Excerpts from an interface dataset
◆ ◆ ◆ ◆

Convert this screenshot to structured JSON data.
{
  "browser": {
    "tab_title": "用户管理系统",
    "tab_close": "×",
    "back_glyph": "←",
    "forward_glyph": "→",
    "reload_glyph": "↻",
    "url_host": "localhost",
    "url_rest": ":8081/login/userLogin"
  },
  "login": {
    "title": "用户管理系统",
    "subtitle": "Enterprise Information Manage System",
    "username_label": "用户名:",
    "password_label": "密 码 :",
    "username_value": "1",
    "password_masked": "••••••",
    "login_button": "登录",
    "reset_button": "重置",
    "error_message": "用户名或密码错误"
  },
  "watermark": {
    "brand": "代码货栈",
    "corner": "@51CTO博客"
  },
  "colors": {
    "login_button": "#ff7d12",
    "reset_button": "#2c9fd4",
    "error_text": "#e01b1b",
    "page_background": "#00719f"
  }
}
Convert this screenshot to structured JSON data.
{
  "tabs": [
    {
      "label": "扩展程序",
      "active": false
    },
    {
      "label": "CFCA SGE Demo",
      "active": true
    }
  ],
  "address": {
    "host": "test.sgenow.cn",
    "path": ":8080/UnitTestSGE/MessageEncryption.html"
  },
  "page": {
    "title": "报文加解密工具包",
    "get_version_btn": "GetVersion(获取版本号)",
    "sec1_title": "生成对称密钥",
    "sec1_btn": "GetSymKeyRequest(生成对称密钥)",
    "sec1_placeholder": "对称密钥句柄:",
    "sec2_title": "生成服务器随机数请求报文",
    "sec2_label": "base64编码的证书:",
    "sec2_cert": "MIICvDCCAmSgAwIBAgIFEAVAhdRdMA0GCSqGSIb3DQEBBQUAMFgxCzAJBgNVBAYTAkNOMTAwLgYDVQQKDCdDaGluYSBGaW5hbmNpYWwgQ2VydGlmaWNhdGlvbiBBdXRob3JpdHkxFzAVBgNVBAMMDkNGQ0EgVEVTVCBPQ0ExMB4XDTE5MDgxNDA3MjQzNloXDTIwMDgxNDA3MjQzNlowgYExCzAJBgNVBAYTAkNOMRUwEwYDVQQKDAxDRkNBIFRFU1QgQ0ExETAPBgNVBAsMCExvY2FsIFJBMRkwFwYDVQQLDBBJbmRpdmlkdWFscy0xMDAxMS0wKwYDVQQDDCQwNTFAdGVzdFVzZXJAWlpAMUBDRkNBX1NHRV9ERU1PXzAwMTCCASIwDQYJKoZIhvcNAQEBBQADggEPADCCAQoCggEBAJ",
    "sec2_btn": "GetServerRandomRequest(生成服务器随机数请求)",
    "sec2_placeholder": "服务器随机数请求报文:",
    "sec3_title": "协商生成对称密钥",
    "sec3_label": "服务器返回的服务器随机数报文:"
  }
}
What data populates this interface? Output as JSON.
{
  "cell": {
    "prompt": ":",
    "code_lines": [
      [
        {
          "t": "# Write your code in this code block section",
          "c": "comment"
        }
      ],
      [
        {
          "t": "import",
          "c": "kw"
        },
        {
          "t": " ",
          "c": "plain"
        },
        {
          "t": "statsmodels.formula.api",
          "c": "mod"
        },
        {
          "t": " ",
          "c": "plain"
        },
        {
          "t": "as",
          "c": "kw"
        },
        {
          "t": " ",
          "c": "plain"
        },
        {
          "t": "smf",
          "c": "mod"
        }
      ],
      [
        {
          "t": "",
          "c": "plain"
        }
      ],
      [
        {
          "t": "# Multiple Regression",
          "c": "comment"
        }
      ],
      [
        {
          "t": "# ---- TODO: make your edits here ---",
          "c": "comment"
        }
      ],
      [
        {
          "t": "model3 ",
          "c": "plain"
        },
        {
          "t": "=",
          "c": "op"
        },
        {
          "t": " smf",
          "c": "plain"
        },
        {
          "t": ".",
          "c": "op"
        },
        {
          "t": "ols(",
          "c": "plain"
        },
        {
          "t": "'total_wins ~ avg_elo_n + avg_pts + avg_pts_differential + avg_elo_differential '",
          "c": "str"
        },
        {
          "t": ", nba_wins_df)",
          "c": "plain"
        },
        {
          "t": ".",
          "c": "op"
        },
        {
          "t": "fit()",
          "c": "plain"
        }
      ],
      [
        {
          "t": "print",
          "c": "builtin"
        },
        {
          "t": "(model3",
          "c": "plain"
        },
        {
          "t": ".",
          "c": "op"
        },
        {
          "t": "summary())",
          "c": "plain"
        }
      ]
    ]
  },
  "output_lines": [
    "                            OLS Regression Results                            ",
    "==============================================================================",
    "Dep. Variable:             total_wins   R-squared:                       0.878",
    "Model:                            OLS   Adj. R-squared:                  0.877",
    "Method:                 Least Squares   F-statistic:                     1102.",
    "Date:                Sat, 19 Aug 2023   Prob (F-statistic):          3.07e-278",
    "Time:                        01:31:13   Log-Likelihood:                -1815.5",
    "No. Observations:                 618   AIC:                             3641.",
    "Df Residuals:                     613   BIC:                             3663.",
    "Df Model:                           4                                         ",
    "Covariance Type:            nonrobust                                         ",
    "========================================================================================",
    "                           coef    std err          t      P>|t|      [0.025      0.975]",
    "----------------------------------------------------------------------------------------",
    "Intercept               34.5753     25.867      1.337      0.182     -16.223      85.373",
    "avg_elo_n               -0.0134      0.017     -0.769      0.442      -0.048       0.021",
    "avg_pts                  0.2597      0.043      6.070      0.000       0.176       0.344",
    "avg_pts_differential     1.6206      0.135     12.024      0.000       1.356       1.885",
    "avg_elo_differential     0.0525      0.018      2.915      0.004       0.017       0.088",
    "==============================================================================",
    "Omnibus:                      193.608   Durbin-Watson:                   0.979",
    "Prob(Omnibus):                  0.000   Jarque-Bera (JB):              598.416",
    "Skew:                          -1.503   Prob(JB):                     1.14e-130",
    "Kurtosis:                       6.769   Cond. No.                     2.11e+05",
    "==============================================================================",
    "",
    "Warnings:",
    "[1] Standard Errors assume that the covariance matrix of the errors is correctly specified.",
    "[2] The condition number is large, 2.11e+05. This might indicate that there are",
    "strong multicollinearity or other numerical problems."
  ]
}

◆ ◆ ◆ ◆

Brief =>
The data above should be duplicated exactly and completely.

Exercise result =>
Convert this screenshot to structured JSON data.
{
  "browser": {
    "tab_title": "用户管理系统",
    "tab_close": "×",
    "back_glyph": "←",
    "forward_glyph": "→",
    "reload_glyph": "↻",
    "url_host": "localhost",
    "url_rest": ":8081/login/userLogin"
  },
  "login": {
    "title": "用户管理系统",
    "subtitle": "Enterprise Information Manage System",
    "username_label": "用户名:",
    "password_label": "密 码 :",
    "username_value": "1",
    "password_masked": "••••••",
    "login_button": "登录",
    "reset_button": "重置",
    "error_message": "用户名或密码错误"
  },
  "watermark": {
    "brand": "代码货栈",
    "corner": "@51CTO博客"
  },
  "colors": {
    "login_button": "#ff7d12",
    "reset_button": "#2c9fd4",
    "error_text": "#e01b1b",
    "page_background": "#00719f"
  }
}
Convert this screenshot to structured JSON data.
{
  "tabs": [
    {
      "label": "扩展程序",
      "active": false
    },
    {
      "label": "CFCA SGE Demo",
      "active": true
    }
  ],
  "address": {
    "host": "test.sgenow.cn",
    "path": ":8080/UnitTestSGE/MessageEncryption.html"
  },
  "page": {
    "title": "报文加解密工具包",
    "get_version_btn": "GetVersion(获取版本号)",
    "sec1_title": "生成对称密钥",
    "sec1_btn": "GetSymKeyRequest(生成对称密钥)",
    "sec1_placeholder": "对称密钥句柄:",
    "sec2_title": "生成服务器随机数请求报文",
    "sec2_label": "base64编码的证书:",
    "sec2_cert": "MIICvDCCAmSgAwIBAgIFEAVAhdRdMA0GCSqGSIb3DQEBBQUAMFgxCzAJBgNVBAYTAkNOMTAwLgYDVQQKDCdDaGluYSBGaW5hbmNpYWwgQ2VydGlmaWNhdGlvbiBBdXRob3JpdHkxFzAVBgNVBAMMDkNGQ0EgVEVTVCBPQ0ExMB4XDTE5MDgxNDA3MjQzNloXDTIwMDgxNDA3MjQzNlowgYExCzAJBgNVBAYTAkNOMRUwEwYDVQQKDAxDRkNBIFRFU1QgQ0ExETAPBgNVBAsMCExvY2FsIFJBMRkwFwYDVQQLDBBJbmRpdmlkdWFscy0xMDAxMS0wKwYDVQQDDCQwNTFAdGVzdFVzZXJAWlpAMUBDRkNBX1NHRV9ERU1PXzAwMTCCASIwDQYJKoZIhvcNAQEBBQADggEPADCCAQoCggEBAJ",
    "sec2_btn": "GetServerRandomRequest(生成服务器随机数请求)",
    "sec2_placeholder": "服务器随机数请求报文:",
    "sec3_title": "协商生成对称密钥",
    "sec3_label": "服务器返回的服务器随机数报文:"
  }
}
What data populates this interface? Output as JSON.
{
  "cell": {
    "prompt": ":",
    "code_lines": [
      [
        {
          "t": "# Write your code in this code block section",
          "c": "comment"
        }
      ],
      [
        {
          "t": "import",
          "c": "kw"
        },
        {
          "t": " ",
          "c": "plain"
        },
        {
          "t": "statsmodels.formula.api",
          "c": "mod"
        },
        {
          "t": " ",
          "c": "plain"
        },
        {
          "t": "as",
          "c": "kw"
        },
        {
          "t": " ",
          "c": "plain"
        },
        {
          "t": "smf",
          "c": "mod"
        }
      ],
      [
        {
          "t": "",
          "c": "plain"
        }
      ],
      [
        {
          "t": "# Multiple Regression",
          "c": "comment"
        }
      ],
      [
        {
          "t": "# ---- TODO: make your edits here ---",
          "c": "comment"
        }
      ],
      [
        {
          "t": "model3 ",
          "c": "plain"
        },
        {
          "t": "=",
          "c": "op"
        },
        {
          "t": " smf",
          "c": "plain"
        },
        {
          "t": ".",
          "c": "op"
        },
        {
          "t": "ols(",
          "c": "plain"
        },
        {
          "t": "'total_wins ~ avg_elo_n + avg_pts + avg_pts_differential + avg_elo_differential '",
          "c": "str"
        },
        {
          "t": ", nba_wins_df)",
          "c": "plain"
        },
        {
          "t": ".",
          "c": "op"
        },
        {
          "t": "fit()",
          "c": "plain"
        }
      ],
      [
        {
          "t": "print",
          "c": "builtin"
        },
        {
          "t": "(model3",
          "c": "plain"
        },
        {
          "t": ".",
          "c": "op"
        },
        {
          "t": "summary())",
          "c": "plain"
        }
      ]
    ]
  },
  "output_lines": [
    "                            OLS Regression Results                            ",
    "==============================================================================",
    "Dep. Variable:             total_wins   R-squared:                       0.878",
    "Model:                            OLS   Adj. R-squared:                  0.877",
    "Method:                 Least Squares   F-statistic:                     1102.",
    "Date:                Sat, 19 Aug 2023   Prob (F-statistic):          3.07e-278",
    "Time:                        01:31:13   Log-Likelihood:                -1815.5",
    "No. Observations:                 618   AIC:                             3641.",
    "Df Residuals:                     613   BIC:                             3663.",
    "Df Model:                           4                                         ",
    "Covariance Type:            nonrobust                                         ",
    "========================================================================================",
    "                           coef    std err          t      P>|t|      [0.025      0.975]",
    "----------------------------------------------------------------------------------------",
    "Intercept               34.5753     25.867      1.337      0.182     -16.223      85.373",
    "avg_elo_n               -0.0134      0.017     -0.769      0.442      -0.048       0.021",
    "avg_pts                  0.2597      0.043      6.070      0.000       0.176       0.344",
    "avg_pts_differential     1.6206      0.135     12.024      0.000       1.356       1.885",
    "avg_elo_differential     0.0525      0.018      2.915      0.004       0.017       0.088",
    "==============================================================================",
    "Omnibus:                      193.608   Durbin-Watson:                   0.979",
    "Prob(Omnibus):                  0.000   Jarque-Bera (JB):              598.416",
    "Skew:                          -1.503   Prob(JB):                     1.14e-130",
    "Kurtosis:                       6.769   Cond. No.                     2.11e+05",
    "==============================================================================",
    "",
    "Warnings:",
    "[1] Standard Errors assume that the covariance matrix of the errors is correctly specified.",
    "[2] The condition number is large, 2.11e+05. This might indicate that there are",
    "strong multicollinearity or other numerical problems."
  ]
}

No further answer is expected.